- Furthermore, the Respondent’ Affidavit in Response contradicts and defeats all the arguments he advanced as reasons to dismiss this Application. The Respondent contends that he was the one who negotiated the transfers and instructed the notary to draft the transfers which they signed in April 1997. The Respondent personally signed transfer of the usufructuary interest from Drixelle Monthy to himself. Now over 24 years later, he claims it was all a mistake. From the facts as elaborated in the Respondent’s own affidavit, it is obvious that if any mistake was made in 1997, it could only have been made by the Respondent. How the Respondent intends to rectify this “mistake” without this Court even considering the prescription period of 20 years set down by article 2262 of the Civil Code of Seychelles Act beggars’ belief.
- Article 617 of the Civil Code further states among others that:
The usufruct shall be terminated ‑
By death of the usufructuary;
In this case, Aubrey Kirth Monthy transferred to Drixelle Monthy the usufructuary for her lifetime in 1993. In 1997, Drixelle Monthy transferred to the Respondent her usufructuary interest. As rightly submitted by learned counsel for the Applicant, since Mrs Drixelle Monthy only had a lifetime usufructuary interest in T477, which was all she could transfer. Upon the death of Drixelle Monthy, the usufructuary interest transferred to her and sold to the Respondent ceased to exist and the Applicant assumed full and absolute ownership of T477.
- Considering the above analysis and findings, I find that all the reasons advanced by the Respondent for dismissing this Application have no merit as none could meet the minimum threshold that could give the Respondent the slightest chance of maintaining a claim for any right to T477 after the death of Mrs Drixelle Monthy. On the other hand I am satisfied to the highest level of probability that the Applicant became entitled to a clear, full and absolute title to T477 upon the death of Mrs Drixelle Monthy.
- Consequently, the Respondent has no claim or right to T477 and has no right to be on the property from the death of Drixelle Monthy. I therefore grant the Applicant’s prayer for a Writ Habere Facias Possessionem with the following additional orders and conditions:

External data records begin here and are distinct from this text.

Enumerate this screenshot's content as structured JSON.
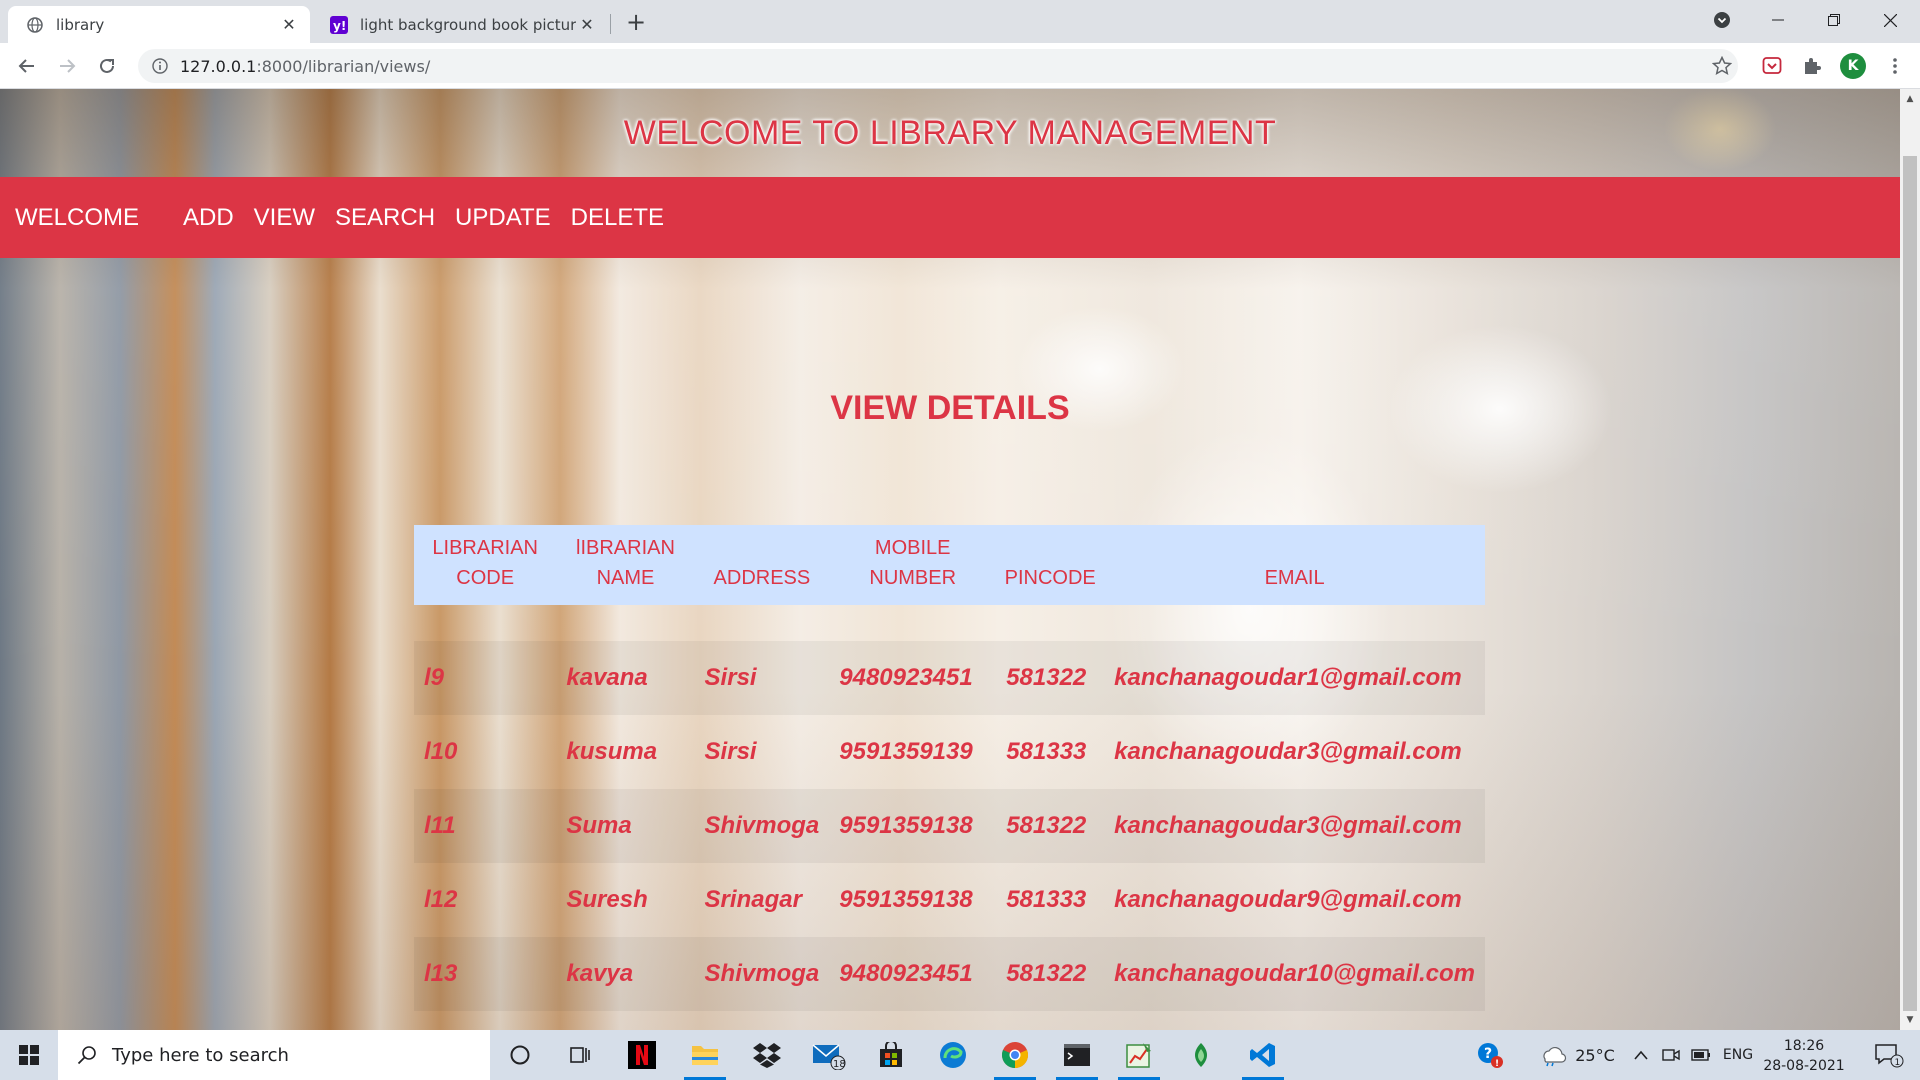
{
  "browser": {
    "tabs": [
      {
        "title": "library",
        "favicon": "globe-icon",
        "active": true
      },
      {
        "title": "light background book pictures -",
        "favicon": "yahoo-icon",
        "active": false
      }
    ],
    "new_tab": "+",
    "url_host": "127.0.0.1",
    "url_path": ":8000/librarian/views/",
    "profile_initial": "K"
  },
  "page": {
    "header_title": "WELCOME TO LIBRARY MANAGEMENT",
    "nav": {
      "brand": "WELCOME",
      "links": [
        "ADD",
        "VIEW",
        "SEARCH",
        "UPDATE",
        "DELETE"
      ]
    },
    "section_title": "VIEW DETAILS",
    "table": {
      "headers": [
        [
          "LIBRARIAN",
          "CODE"
        ],
        [
          "lIBRARIAN",
          "NAME"
        ],
        [
          "",
          "ADDRESS"
        ],
        [
          "MOBILE",
          "NUMBER"
        ],
        [
          "",
          "PINCODE"
        ],
        [
          "",
          "EMAIL"
        ]
      ],
      "rows": [
        [
          "l9",
          "kavana",
          "Sirsi",
          "9480923451",
          "581322",
          "kanchanagoudar1@gmail.com"
        ],
        [
          "l10",
          "kusuma",
          "Sirsi",
          "9591359139",
          "581333",
          "kanchanagoudar3@gmail.com"
        ],
        [
          "l11",
          "Suma",
          "Shivmoga",
          "9591359138",
          "581322",
          "kanchanagoudar3@gmail.com"
        ],
        [
          "l12",
          "Suresh",
          "Srinagar",
          "9591359138",
          "581333",
          "kanchanagoudar9@gmail.com"
        ],
        [
          "l13",
          "kavya",
          "Shivmoga",
          "9480923451",
          "581322",
          "kanchanagoudar10@gmail.com"
        ]
      ]
    }
  },
  "taskbar": {
    "search_placeholder": "Type here to search",
    "mail_badge": "18",
    "weather": "25°C",
    "language": "ENG",
    "time": "18:26",
    "date": "28-08-2021",
    "notification_count": "1"
  },
  "colors": {
    "accent": "#dc3545",
    "table_header_bg": "#cfe2ff"
  }
}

- The Respondent shall vacate land parcel T477 situated at Bougainville, Mahe within one month the date of this Ruling.
- The Registrar of Lands shall delete and remove the name of the Respondent as the owner of the usufructuary interest in parcel T477 forthwith so that the Applicant has full and absolute ownership of the property.
- I make no order for costs.
- A copy of this Judgment shall be served on the Registrar of Lands.
Signed, dated and delivered at Ile du Porton 10 September 2021
Judge of the Supreme Court